Problem description: For the material below, count each line where the string "kind" appears, then return the total alone.

The records:

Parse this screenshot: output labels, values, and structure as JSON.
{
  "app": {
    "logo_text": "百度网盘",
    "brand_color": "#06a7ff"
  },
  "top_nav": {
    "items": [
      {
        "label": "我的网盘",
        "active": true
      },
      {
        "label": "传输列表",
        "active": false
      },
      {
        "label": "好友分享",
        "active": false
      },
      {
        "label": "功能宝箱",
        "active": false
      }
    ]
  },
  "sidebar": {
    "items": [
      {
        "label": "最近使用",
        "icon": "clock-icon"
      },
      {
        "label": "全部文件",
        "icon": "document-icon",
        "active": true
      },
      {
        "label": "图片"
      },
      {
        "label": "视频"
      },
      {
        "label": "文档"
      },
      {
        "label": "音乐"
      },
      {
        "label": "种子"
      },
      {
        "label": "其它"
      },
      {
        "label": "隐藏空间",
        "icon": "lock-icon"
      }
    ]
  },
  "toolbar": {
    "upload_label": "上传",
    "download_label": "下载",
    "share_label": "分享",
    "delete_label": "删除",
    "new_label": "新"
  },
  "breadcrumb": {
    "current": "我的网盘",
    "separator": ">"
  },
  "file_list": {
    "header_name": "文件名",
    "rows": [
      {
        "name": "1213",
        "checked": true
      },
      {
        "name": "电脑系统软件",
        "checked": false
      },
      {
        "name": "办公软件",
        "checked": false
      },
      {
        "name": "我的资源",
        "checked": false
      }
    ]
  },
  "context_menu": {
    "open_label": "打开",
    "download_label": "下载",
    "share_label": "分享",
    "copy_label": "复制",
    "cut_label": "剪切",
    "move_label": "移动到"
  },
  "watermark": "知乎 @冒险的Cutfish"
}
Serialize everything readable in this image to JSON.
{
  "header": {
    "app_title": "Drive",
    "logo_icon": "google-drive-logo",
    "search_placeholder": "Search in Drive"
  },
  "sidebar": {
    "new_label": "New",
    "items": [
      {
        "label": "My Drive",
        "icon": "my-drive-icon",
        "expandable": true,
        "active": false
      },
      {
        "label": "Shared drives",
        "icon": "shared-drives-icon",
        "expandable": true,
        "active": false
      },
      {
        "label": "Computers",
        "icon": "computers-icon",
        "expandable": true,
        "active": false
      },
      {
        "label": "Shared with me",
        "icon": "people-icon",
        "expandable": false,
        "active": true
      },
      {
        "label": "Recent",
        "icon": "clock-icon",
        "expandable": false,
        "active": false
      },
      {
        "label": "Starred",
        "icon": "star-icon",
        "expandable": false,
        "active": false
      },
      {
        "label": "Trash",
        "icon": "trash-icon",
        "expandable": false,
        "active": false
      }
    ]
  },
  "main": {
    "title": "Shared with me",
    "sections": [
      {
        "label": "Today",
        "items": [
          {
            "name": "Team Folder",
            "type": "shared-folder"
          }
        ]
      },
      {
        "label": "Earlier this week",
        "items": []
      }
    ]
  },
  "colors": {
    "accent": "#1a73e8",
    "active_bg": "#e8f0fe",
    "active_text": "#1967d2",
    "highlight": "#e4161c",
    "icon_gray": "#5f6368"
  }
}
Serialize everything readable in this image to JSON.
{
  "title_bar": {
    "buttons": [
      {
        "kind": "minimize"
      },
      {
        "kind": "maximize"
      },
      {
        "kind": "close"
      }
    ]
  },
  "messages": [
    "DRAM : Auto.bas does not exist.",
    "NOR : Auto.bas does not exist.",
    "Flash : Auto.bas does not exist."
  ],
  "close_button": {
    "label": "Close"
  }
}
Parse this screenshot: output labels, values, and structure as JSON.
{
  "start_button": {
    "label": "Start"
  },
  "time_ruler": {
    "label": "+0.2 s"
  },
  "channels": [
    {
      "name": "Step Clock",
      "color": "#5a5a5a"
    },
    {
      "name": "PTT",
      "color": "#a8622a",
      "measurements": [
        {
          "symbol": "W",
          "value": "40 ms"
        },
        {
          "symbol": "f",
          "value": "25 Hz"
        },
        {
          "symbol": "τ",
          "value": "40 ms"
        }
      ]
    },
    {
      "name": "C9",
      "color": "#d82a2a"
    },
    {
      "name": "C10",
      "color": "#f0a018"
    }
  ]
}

Completed exercise: 3